After 17 years, Minnesota's ban on new nuclear power plants moved a decisive step closer to being overturned Thursday.

Following the lead of the state Senate, the House passed a bill to eliminate the moratorium by a vote of 81 to 50. On Feb. 2, the Senate passed its version, 50 to 14.

It was a clear victory for the Legislature's new Republican leadership, after repeated attempts to overturn the ban had failed during previous legislative sessions.

But an amendment approved by the House makes its bill sharply different from the Senate's and could cloud the legislation's prospects as the chambers try to reconcile the two versions.

The measure would allow the state's Public Utilities Commission to issue a certificate of need that would let Minnesota's electric utilities build or expand nuclear plants.

The House amendment, sponsored by Rep. Phyllis Kahn, DFL-Minneapolis, would prohibit the reprocessing of nuclear fuel that results in the production of plutonium, a weapons-grade material that can be used to make nuclear warheads.
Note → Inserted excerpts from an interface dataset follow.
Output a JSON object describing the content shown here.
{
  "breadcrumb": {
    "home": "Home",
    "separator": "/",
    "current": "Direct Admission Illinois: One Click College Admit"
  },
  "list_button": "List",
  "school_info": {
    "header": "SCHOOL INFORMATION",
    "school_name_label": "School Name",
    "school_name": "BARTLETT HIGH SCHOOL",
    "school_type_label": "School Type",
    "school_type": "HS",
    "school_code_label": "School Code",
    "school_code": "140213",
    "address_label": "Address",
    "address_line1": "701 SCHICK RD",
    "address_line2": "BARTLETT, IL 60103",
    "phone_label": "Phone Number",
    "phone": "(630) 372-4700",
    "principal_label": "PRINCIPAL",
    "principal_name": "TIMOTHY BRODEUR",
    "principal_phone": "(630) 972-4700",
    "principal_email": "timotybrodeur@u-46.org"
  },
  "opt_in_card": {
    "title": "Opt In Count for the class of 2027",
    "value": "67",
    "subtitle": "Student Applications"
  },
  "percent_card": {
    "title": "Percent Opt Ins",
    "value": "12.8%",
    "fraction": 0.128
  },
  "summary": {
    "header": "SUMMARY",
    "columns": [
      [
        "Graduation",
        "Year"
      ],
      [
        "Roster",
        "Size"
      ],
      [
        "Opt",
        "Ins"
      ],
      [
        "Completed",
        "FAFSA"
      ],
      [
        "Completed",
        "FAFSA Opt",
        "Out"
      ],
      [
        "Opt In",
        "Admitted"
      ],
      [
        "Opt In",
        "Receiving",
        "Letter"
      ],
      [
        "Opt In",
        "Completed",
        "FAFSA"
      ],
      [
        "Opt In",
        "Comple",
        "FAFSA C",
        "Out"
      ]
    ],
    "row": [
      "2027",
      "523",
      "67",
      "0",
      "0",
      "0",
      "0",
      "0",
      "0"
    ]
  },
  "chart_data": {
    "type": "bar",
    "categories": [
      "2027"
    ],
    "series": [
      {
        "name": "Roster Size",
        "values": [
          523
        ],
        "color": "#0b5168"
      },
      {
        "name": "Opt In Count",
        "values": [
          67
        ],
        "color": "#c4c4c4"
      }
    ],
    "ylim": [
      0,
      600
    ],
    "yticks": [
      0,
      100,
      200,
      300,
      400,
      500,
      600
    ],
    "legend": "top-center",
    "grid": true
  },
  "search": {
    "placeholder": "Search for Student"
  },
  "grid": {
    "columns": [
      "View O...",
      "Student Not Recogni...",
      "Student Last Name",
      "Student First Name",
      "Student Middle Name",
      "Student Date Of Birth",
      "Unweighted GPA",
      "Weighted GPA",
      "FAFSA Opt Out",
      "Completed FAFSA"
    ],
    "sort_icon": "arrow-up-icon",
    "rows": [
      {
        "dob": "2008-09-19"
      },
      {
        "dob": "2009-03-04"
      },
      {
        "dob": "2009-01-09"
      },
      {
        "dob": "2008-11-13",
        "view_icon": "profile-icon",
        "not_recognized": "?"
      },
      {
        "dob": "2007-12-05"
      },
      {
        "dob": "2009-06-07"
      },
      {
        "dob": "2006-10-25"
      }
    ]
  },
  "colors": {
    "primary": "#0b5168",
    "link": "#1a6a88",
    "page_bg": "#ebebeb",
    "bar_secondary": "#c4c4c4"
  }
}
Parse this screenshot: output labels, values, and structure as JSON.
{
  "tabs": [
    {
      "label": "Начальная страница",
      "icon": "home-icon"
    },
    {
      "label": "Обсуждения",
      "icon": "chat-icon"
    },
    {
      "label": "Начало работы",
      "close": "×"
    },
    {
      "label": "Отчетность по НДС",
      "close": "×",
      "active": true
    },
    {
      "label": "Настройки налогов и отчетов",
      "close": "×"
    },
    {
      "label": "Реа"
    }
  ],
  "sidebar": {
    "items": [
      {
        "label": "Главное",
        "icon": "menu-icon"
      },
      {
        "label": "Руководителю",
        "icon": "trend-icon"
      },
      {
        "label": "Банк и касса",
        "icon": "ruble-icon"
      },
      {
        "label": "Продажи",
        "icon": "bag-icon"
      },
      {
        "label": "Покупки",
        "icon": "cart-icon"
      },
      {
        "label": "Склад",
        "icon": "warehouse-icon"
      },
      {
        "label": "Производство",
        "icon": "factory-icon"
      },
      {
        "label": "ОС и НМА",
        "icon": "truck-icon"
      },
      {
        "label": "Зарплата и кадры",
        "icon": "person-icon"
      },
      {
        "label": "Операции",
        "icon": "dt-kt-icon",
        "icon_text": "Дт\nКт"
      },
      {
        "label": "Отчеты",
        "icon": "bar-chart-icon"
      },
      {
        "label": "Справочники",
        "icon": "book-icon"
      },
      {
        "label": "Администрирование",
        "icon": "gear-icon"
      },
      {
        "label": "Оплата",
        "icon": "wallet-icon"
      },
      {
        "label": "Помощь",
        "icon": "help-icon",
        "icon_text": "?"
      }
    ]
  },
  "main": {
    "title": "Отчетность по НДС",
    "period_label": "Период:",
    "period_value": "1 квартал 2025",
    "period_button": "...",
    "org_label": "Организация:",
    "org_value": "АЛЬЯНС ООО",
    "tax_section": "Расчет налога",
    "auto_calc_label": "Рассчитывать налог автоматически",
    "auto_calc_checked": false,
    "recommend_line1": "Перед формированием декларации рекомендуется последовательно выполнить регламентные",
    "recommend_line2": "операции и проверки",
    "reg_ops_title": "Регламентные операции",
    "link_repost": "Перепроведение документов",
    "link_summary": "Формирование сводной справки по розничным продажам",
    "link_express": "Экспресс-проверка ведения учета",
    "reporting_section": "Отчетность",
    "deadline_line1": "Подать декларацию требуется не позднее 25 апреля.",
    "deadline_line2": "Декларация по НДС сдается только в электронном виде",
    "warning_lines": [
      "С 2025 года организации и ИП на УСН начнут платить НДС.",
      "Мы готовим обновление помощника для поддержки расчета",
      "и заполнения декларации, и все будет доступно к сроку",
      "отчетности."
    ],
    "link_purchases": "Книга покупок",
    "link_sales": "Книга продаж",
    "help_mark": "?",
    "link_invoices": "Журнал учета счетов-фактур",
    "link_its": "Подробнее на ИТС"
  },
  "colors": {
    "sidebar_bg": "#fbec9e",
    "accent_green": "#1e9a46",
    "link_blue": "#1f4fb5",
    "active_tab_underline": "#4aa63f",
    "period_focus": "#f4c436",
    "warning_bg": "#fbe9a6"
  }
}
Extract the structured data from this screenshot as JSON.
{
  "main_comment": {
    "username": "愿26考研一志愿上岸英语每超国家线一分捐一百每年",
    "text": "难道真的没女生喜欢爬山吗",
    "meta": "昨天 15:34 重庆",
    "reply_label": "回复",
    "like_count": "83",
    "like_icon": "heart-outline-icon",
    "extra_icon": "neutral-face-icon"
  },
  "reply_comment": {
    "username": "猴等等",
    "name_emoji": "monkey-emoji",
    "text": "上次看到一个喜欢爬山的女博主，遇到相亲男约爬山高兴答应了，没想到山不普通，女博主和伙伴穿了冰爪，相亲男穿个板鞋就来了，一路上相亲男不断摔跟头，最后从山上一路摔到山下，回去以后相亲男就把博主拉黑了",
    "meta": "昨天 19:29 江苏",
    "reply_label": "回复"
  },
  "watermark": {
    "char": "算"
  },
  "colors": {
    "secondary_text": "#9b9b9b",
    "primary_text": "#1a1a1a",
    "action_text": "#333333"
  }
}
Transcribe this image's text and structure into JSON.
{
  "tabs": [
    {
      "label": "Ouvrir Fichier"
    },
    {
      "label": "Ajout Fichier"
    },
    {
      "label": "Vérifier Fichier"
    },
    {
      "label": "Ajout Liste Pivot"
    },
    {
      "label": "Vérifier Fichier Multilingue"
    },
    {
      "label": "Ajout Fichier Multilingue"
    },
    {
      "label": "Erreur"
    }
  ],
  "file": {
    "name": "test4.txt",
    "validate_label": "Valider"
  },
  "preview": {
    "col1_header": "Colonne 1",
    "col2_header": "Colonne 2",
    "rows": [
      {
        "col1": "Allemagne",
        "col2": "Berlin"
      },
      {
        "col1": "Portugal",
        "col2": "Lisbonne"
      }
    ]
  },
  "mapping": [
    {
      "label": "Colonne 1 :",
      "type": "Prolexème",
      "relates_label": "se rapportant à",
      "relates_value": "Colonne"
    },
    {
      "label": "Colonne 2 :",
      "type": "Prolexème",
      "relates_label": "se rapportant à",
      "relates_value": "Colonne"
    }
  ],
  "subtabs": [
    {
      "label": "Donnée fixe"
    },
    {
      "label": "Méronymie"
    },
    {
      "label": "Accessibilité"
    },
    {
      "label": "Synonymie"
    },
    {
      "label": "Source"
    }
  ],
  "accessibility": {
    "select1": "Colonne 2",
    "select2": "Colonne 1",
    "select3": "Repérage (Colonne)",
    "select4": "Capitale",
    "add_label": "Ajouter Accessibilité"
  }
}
The amendment, approved 94 to 37, was described as "a poison pill" by Rep. Joyce Peppin, R-Rogers, the bill's principal House sponsor.

Several other amendments, proposed by DFL representatives, were defeated.

It's not immediately clear how much practical effect a green light for new nuclear plants will have in Minnesota -- assuming DFL Gov. Mark Dayton signs the bill into law.

Although he has stopped short of threatening to veto it, he has expressed strong reservations about it.

Specifically, he has said it must contain three elements: prohibit plutonium production at any plant in Minnesota; allow no net increase in the amount of nuclear waste produced in the state, and a guarantee of no rate increases for customers of utilities that operate nuclear plants.

'We need all options'

Kahn said her amendment "moves one-third of the way" toward satisfying his concerns. She also said she doesn't know how the amendment would fare in a conference committee that will work to reconcile the House and Senate versions of the bill.

"We'll see what happens in the Senate," Kahn said. "If you want to reprocess nuclear fuel, you shouldn't produce plutonium."

In a federal policy dating to the 1970s, American utilities are prohibited from reprocessing nuclear fuel, specifically because of worries about nuclear weapons proliferation.

Peppin said lifting the moratorium "does not mean there's going to be a new power facility" because planning and construction of a new plant could take a decade or more.

"We need all options on the table, as far as energy goes," she added.

Dayton also has said he opposes lifting the moratorium as long as there is no permanent storage solution for the spent fuel from more than 100 existing nuclear plants nationwide.

It was the federal government's lack of progress on a permanent storage strategy that prompted the Legislature to enact the ban in 1994.

Utilities in no rush to build

The swift action on the moratorium this year comes at a time when lawmakers from both parties nationwide, the Obama administration and even some longtime environmental critics have rallied to the nation's moribund nuclear industry.

They have done so as concerns about greenhouse emissions from electrical plants powered by fossil fuels and rising prices of those fuels have given at least a theoretical boost to the industry.

However, none of Minnesota's utilities is in any rush to build new nuclear plants. Although they supported scrapping the ban, their spokesmen have said they foresee no need for such massive base-load plants that can cost billions of dollars and take years to build.

Xcel Energy, the state's largest electrical utility, operates Minnesota's only nuclear plants, at Prairie Island and Monticello. A long-running battle over increasing storage of spent fuel rods at the Prairie Island plant, exacerbated by the lack of a federal storage solution, prompted legislators to enact the moratorium.

Bob von Sternberg • 612-518-3182